Bluetooth gives people the ability to wirelessly connect two devices and allows them to interact with each other (Newcomb, 2011). In the case of car bluetooth – a phone is able to link to a car and allows the driver to access his/her address book, GPS history, music, and in some vehicles, search the internet, just by making commands with their voice. Almost every new car allows drivers the ability to connect to the car using a “Hands-free” link (Newcomb, 2011). It is believed that car bluetooth capabilities will improve road safety and decrease driver distractions, but this is not always the case.
In order to test the user experience for car bluetooth capabilities – I chose to conduct a survey. Qualtrics was also the best survey option because it could convert the data into charts and provide certain statistical numbers. When designing my survey, I considered variables such as ease of use, safety concerns, and privacy concerns. I used several questions from the System Usability Scale (SUS). The System Usability Scale is composed of 10 questions that ask respondents about how usable, easy, and quickly they were able to learn that specific technology (“System Usability Scale,” n.d.). I inquired about how often they experienced difficulties with their bluetooth and to rate their level of distraction when they connected via car bluetooth. I also included several questions about respondents’ knowledge of the security risks of pairing a phone to a car, especially a rental car. Finally, I concluded my survey with two open-ended questions that allowed respondents to freely write about any other difficulties they have experienced with car bluetooth and any suggestions they may have for improvements.

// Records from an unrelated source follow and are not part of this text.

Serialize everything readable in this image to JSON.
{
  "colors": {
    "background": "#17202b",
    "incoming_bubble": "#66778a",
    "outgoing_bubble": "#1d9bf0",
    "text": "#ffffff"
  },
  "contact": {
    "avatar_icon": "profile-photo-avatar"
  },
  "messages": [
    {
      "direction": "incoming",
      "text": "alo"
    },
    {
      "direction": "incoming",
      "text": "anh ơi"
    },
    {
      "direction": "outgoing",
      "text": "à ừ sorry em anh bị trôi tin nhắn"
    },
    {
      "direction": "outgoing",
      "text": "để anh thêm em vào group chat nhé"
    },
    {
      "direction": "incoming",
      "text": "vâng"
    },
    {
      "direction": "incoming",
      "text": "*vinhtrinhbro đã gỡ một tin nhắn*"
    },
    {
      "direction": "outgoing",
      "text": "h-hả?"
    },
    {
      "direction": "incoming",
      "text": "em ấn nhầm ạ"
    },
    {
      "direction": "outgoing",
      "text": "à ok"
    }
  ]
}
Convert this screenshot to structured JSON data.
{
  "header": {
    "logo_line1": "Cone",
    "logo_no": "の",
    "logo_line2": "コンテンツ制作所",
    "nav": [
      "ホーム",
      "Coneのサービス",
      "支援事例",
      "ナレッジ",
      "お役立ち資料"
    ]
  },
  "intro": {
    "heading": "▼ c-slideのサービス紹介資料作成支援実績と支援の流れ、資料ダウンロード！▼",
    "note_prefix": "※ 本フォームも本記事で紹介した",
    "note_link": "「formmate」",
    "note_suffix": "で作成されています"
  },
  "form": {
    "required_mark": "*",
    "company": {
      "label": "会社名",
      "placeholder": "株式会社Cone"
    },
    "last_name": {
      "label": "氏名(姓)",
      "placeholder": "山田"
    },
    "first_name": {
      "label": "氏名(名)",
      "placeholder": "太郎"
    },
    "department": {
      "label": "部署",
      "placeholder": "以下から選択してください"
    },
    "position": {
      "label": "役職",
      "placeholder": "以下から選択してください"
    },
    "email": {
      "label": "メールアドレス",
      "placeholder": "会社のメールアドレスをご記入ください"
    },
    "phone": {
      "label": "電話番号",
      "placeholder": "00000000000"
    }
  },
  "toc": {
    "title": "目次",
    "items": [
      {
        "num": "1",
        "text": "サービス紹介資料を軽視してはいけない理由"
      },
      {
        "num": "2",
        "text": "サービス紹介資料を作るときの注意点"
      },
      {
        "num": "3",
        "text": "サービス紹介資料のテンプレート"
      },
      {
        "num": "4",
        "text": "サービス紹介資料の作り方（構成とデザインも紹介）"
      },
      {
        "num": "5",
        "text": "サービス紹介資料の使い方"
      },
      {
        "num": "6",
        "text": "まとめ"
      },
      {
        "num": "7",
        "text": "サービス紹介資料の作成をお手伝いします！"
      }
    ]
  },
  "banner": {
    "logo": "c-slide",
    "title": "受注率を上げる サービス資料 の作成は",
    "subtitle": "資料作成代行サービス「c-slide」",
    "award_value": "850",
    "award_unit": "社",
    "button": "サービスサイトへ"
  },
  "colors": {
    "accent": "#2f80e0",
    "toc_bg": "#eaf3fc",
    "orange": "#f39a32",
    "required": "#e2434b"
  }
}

When asked about their thoughts on requiring car bluetooth be shut off when traveling at a dangerous speed, surprisingly, 58% of respondents said no to making it mandatory. I think respondents answered in this manner because all drivers think they are being safe until they end up in an accident. People will try to justify talking on the phone via bluetooth or dictating a text message to send via bluetooth by saying it is “Hands-Free” but as Peter Kissinger, the President and CEO of the AAA Foundation for Traffic Safety said, “Hands-Free is not risk-free.” The AAA found that the reaction times of “167 drivers using voice-activated systems to make phone calls or change the radio station” (LeBeau, 2014) were slower and their level of distraction had increased compared to drivers who did not use this type of technology.
Many respondents, myself included, believe that there should be some form of mandatory bluetooth lock when drivers reach a certain speed or a Do Not Disturb function anytime someone is driving. Although there were some doubts from respondents, I think it could be extremely beneficial especially for young, new drivers. Many people my age use their phone while driving, and it baffles my mind how they have become so attached to their phones they cannot resist the temptation of it for short drives. I think this attachment to our mobile devices is a result of technological advancements and growing up learning to rely on technology in every aspect of our lives. The entertainment company Whistle conducted a study and found that “Gen Z relies heavily on smartphones to support a constant need for entertainment, perhaps to a degree that’s uncommon even among similarly mobile-minded age groups like millennials” (Williams, 2019). In other words, members of Gen Z are more dependent on their mobile devices than other generational groups. In addition, I think that social factors such as FOMO causes drivers to be unable to put their phones down while driving. The question that still remains is whether car bluetooth is the safest technology to use while driving? It is evident that alterations must be made in order to keep users safe by preventing distraction and to preserve the privacy of their personal information.